You see some strange sights while out in the desert.
This car wreck stuck in a tree also functions as a warning sign: Danger 1080 and strychnine.
Lake Ballard, WA
It’s the most moving art installation I’ve experienced. I found myself alone talking to a few of the 51 pieces placed on the lake.
Only eight hours from Perth, two from Kalgoorlie …Who’s keen?
They were built in the 1920s by early settlers to the area, using granite slabs that were drawn into position by horse sled from the nearby Wiacubbing Hill.
The site also hosts the remains of an original homestead constructed almost entirely from local granite and mortar.
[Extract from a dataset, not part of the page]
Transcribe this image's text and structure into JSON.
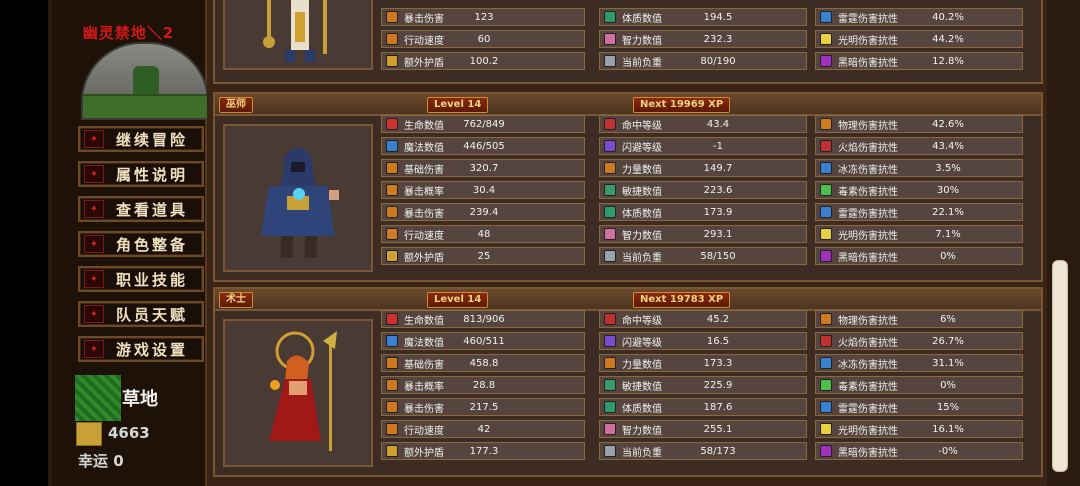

The things you see in the Australian outback — a truck on top of a hill which is covered by wildflowers.
It can be found at Bennie Camp Road, just before Lake Newton.
These trees have a cabin/platform anchored to their top and are used to spot fires in the fire season.
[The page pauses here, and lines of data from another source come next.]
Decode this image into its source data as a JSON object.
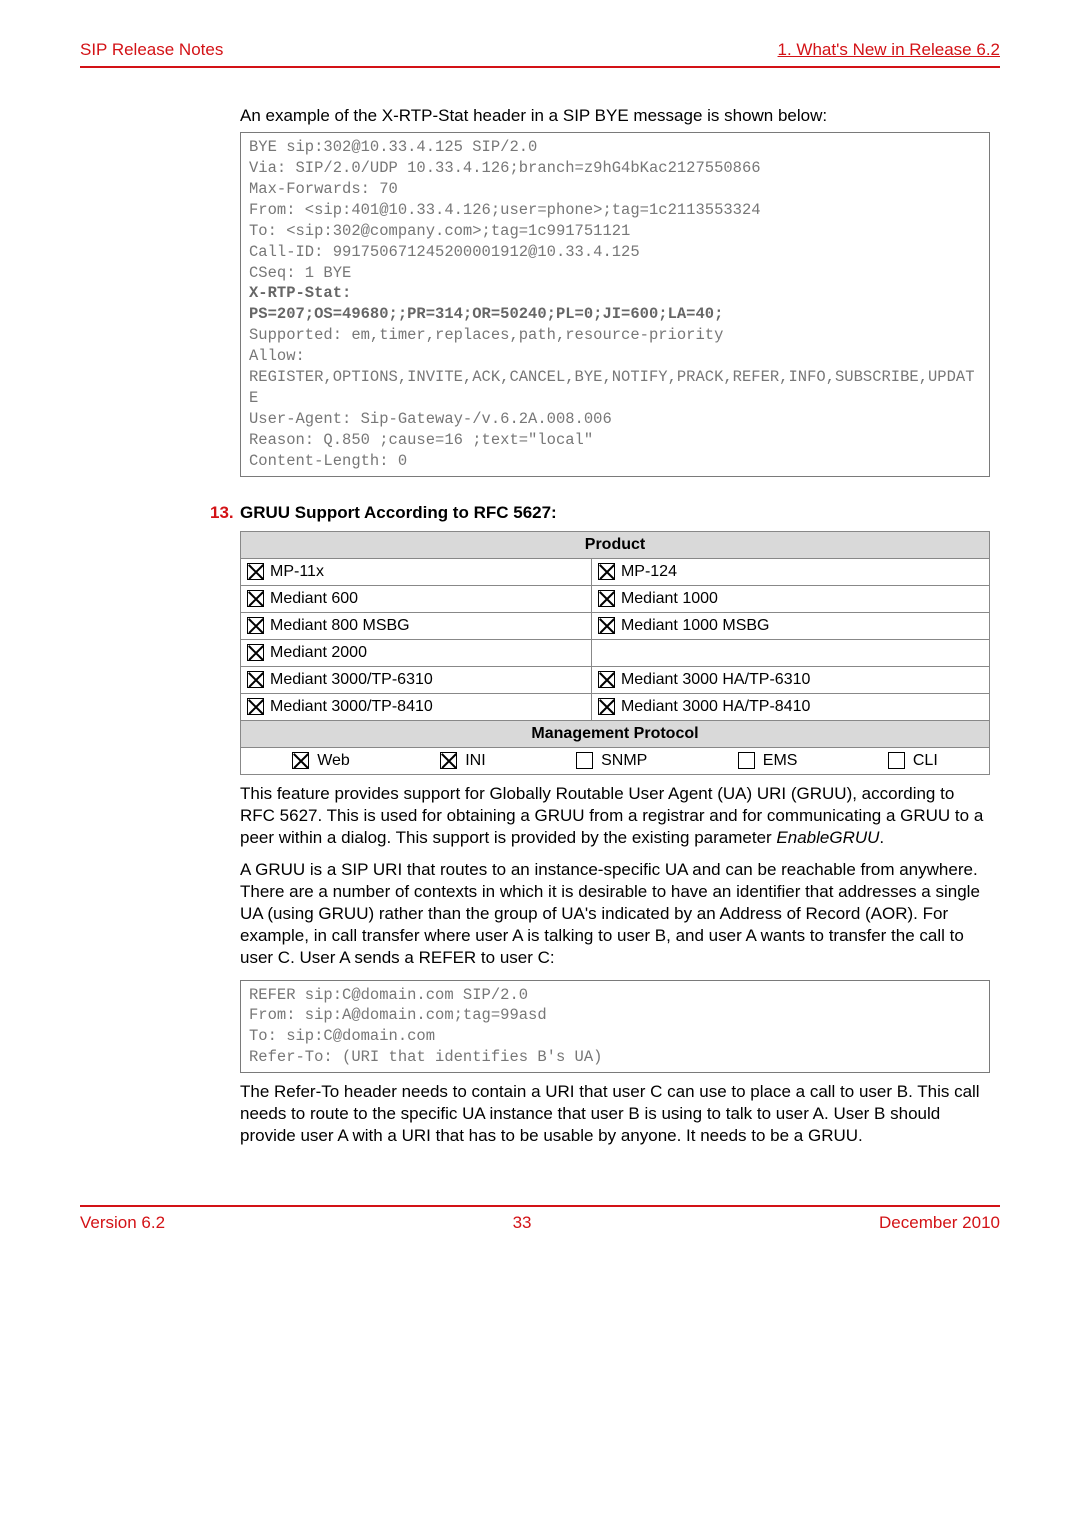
{
  "header": {
    "left": "SIP Release Notes",
    "right": "1. What's New in Release 6.2"
  },
  "intro": "An example of the X-RTP-Stat header in a SIP BYE message is shown below:",
  "code1": {
    "l1": "BYE sip:302@10.33.4.125 SIP/2.0",
    "l2": "Via: SIP/2.0/UDP 10.33.4.126;branch=z9hG4bKac2127550866",
    "l3": "Max-Forwards: 70",
    "l4": "From: <sip:401@10.33.4.126;user=phone>;tag=1c2113553324",
    "l5": "To: <sip:302@company.com>;tag=1c991751121",
    "l6": "Call-ID: 991750671245200001912@10.33.4.125",
    "l7": "CSeq: 1 BYE",
    "l8": "X-RTP-Stat:",
    "l9": "PS=207;OS=49680;;PR=314;OR=50240;PL=0;JI=600;LA=40;",
    "l10": "Supported: em,timer,replaces,path,resource-priority",
    "l11": "Allow:",
    "l12": "REGISTER,OPTIONS,INVITE,ACK,CANCEL,BYE,NOTIFY,PRACK,REFER,INFO,SUBSCRIBE,UPDATE",
    "l13": "User-Agent: Sip-Gateway-/v.6.2A.008.006",
    "l14": "Reason: Q.850 ;cause=16 ;text=\"local\"",
    "l15": "Content-Length: 0"
  },
  "item": {
    "num": "13.",
    "title": "GRUU Support According to RFC 5627:"
  },
  "table": {
    "header_product": "Product",
    "r1a": "MP-11x",
    "r1b": "MP-124",
    "r2a": "Mediant 600",
    "r2b": "Mediant 1000",
    "r3a": "Mediant 800 MSBG",
    "r3b": "Mediant 1000 MSBG",
    "r4a": "Mediant 2000",
    "r5a": "Mediant 3000/TP-6310",
    "r5b": "Mediant 3000 HA/TP-6310",
    "r6a": "Mediant 3000/TP-8410",
    "r6b": "Mediant 3000 HA/TP-8410",
    "header_mgmt": "Management Protocol",
    "m1": "Web",
    "m2": "INI",
    "m3": "SNMP",
    "m4": "EMS",
    "m5": "CLI"
  },
  "para1a": "This feature provides support for Globally Routable User Agent (UA) URI (GRUU), according to RFC 5627. This is used for obtaining a GRUU from a registrar and for communicating a GRUU to a peer within a dialog. This support is provided by the existing parameter ",
  "para1b": "EnableGRUU",
  "para1c": ".",
  "para2": "A GRUU is a SIP URI that routes to an instance-specific UA and can be reachable from anywhere. There are a number of contexts in which it is desirable to have an identifier that addresses a single UA (using GRUU) rather than the group of UA's indicated by an Address of Record (AOR). For example, in call transfer where user A is talking to user B, and user A wants to transfer the call to user C. User A sends a REFER to user C:",
  "code2": {
    "l1": "REFER sip:C@domain.com SIP/2.0",
    "l2": "From: sip:A@domain.com;tag=99asd",
    "l3": "To: sip:C@domain.com",
    "l4": "Refer-To: (URI that identifies B's UA)"
  },
  "para3": "The Refer-To header needs to contain a URI that user C can use to place a call to user B. This call needs to route to the specific UA instance that user B is using to talk to user A. User B should provide user A with a URI that has to be usable by anyone. It needs to be a GRUU.",
  "footer": {
    "left": "Version 6.2",
    "center": "33",
    "right": "December 2010"
  }
}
The Gloucester Tree is 2km from Pemberton, WA, and the Diamond Tree between Manjimup and Pemberton is a 15-minute drive from either town, on the Southwest Highway.
At 1.7 km in length, the jetty has its own mini train to help tourists take the journey across the clear waters of Geographe Bay.
Those same clear waters make for good viewing from the Underwater Observatory that provides views of the sea life congregating around the jetty pylons, eight metres beneath the water’s surface.
Nambung National Park, WA
The Pinnacles Desert is truly fabulous. Limestone formations which formed thousands of years ago. Exactly how is still up for dispute, which in itself is fascinating.
However they formed, the thousands of limestone Pinnacles — some up to 5m high — have become a highlight of the Cervantes area.
The visitors’ centre, which is also “brilliant — interesting and educational”.
The township of Onslow in the Pilbara region of WA has a colourful history that includes pearl lugging, Japanese bombing in WWII, and devastating cyclones.
Visitors can enjoy heritage walks, a boardwalk over the beach, colossal salt mounds, and the Staircase to the Moon over the mudflats.
Karijini National Park, WA
Karijini National Park is centred in the Hamersley Ranges of the Pilbara region, and features breathtaking gorges carved out of rocks that are more than 2,500 million years old.
The national park is the traditional home of the Banyjima, Kurrama and Innawonga people, and the Banyjima name for the Hamersley Range is Karijini.
It is also home to the western pebble-mound mouse — the tiny rodents build mounds up to 50cm high and cover up to 9 square metres in diameter.
Sam’s Island, Dampier Archipelago, WA
Part of the Dampier Archipelago in WA’s Pilbara region, Sam’s Island (formally named Tidepole Island) has an interesting history.
In 1884, the British named the island after poles used to measure the tides, but when Yugoslav immigrant Sam Ostojich started building his ‘castle’ there in 1966, it became more popularly known as Sam’s Island.
Sam continued working on his castle even after breaking his back in an industrial accident in the early 1970s.
Hamersley Iron gave Sam a 99-year gentleman’s lease, allowing Sam to live out his days there with his cat, Tiger.
Sadly, Sam died in February 2005 and is buried on the island. Tiger passed away shortly after, and is buried at Sam’s feet.
Millstream Chichester National Park, WA
The thermometer in the 4WD read 54 degrees Celsius, but it dropped to 44 close to the creek bed in Millstream Chichester National Park.
No wonder it is referred to as an oasis in the desert.
Gantheaume Point, Broome, WA
Allow yourself to be dazzled by the amazing colours of Gantheaume Point in Broome, of the contrasting colours of the deep-red pindan cliffs and the turquoise Indian Ocean.
At very low tide, the point also offers a glimpse of dinosaur footprints preserved in reef rock at the bottom of the cliff. It is a 10-minute drive from the town centre of Broome.
King Leopold Ranges, WA
The Gibb River Road is one of the final frontiers of travel in Australia
It’s a 660km natural earth track that takes you through the wild heart of the Kimberley, and it’s one of the most remote roads in Australia, if not the world.
Fuel at one of the few roadhouses costs more than $2.15 per litre, twice as expensive as the metropolitan average.
It is also one of the Kimberley’s main attractions, and travellers can venture through a dramatically diverse landscape dotted with waterfalls, gorges, rock pools, and mountain ranges.